INSTRUCTIONS FOR THE TASK
Among the entries beneath this sentence, how many lines include the word "true"? Only the number is wanted.

DATASET EXTRACT
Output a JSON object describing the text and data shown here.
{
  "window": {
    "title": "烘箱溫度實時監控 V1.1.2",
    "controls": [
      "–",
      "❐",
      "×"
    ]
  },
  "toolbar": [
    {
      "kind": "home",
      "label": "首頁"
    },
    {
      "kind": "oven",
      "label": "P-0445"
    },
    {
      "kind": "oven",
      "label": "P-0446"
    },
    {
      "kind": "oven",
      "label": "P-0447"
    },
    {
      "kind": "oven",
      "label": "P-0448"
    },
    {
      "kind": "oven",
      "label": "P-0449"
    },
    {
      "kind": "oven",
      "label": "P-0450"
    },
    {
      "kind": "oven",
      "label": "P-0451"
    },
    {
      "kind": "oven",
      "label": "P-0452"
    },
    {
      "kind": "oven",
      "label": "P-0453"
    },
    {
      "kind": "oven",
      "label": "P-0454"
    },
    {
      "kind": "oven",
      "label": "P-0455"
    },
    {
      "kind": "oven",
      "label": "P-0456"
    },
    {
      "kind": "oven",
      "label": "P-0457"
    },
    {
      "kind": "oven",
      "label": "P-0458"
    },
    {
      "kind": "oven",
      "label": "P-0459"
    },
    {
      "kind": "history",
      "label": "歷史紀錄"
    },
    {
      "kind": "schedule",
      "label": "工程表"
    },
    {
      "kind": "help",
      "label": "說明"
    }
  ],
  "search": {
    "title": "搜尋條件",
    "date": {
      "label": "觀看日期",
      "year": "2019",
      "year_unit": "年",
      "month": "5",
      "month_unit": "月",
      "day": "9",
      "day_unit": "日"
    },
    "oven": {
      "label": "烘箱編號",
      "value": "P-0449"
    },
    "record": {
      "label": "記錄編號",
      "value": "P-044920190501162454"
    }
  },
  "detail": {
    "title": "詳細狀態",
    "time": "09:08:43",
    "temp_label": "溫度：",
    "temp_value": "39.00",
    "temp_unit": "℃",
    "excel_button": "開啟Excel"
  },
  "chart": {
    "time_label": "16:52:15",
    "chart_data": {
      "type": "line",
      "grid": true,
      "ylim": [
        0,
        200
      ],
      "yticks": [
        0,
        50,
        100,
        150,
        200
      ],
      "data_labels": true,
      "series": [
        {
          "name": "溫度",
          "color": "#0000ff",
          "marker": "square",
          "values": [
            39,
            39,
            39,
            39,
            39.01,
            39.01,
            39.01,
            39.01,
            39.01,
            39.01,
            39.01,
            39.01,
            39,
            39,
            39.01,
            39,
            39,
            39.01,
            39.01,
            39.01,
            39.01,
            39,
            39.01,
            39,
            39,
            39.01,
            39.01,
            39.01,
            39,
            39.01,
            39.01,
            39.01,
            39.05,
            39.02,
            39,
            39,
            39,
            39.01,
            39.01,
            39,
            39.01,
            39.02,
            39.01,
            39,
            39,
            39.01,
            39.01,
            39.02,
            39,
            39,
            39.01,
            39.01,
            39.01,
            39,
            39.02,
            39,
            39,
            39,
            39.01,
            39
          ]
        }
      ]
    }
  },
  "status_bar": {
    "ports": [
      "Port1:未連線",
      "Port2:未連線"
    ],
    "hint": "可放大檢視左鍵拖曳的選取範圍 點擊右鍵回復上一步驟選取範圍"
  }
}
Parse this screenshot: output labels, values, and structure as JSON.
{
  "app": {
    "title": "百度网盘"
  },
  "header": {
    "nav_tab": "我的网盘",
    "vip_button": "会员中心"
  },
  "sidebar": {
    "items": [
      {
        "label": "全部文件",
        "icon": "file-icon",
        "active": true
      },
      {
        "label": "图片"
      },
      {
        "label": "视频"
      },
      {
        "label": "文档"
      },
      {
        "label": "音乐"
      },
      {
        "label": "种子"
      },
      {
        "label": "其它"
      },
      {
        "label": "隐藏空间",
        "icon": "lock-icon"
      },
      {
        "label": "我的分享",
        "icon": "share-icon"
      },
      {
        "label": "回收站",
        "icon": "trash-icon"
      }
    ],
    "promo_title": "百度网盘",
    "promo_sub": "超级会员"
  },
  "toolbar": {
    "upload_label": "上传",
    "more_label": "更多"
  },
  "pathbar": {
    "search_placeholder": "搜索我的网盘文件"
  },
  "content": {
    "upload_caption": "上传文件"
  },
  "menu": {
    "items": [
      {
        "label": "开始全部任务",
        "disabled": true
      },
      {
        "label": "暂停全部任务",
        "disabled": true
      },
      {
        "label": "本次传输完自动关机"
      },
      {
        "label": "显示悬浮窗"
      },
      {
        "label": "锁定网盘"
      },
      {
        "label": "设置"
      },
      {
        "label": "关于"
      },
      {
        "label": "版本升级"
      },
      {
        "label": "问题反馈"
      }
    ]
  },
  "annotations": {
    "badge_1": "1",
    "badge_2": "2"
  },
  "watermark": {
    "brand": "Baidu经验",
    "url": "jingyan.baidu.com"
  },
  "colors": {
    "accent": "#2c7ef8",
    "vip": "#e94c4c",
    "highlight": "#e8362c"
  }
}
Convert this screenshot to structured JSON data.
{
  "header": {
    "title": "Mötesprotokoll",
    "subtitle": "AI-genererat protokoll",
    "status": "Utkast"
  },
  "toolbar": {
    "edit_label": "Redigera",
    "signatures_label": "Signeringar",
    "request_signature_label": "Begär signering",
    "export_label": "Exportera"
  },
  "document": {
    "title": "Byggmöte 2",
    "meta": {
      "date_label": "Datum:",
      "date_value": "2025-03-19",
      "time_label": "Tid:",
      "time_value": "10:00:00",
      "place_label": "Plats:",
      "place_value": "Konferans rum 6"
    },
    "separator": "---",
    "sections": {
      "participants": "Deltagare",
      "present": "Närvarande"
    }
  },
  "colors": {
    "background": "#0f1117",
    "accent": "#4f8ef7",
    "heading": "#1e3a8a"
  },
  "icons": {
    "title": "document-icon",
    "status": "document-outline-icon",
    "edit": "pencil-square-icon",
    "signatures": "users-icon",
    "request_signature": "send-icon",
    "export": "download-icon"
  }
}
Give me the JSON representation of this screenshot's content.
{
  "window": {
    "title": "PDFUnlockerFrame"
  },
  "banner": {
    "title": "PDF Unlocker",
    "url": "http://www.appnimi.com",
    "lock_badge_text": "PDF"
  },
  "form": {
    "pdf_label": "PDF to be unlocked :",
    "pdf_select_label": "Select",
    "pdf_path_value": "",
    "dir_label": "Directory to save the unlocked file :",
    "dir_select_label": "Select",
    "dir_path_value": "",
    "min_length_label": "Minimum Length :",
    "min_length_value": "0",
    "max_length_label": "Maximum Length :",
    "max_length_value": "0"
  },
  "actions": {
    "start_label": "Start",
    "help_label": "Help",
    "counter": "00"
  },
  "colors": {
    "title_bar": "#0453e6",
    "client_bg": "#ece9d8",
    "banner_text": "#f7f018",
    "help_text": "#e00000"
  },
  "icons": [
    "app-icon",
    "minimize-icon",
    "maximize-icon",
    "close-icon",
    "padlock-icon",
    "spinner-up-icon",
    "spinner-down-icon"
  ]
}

SOLUTION TO THIS PROBLEM
5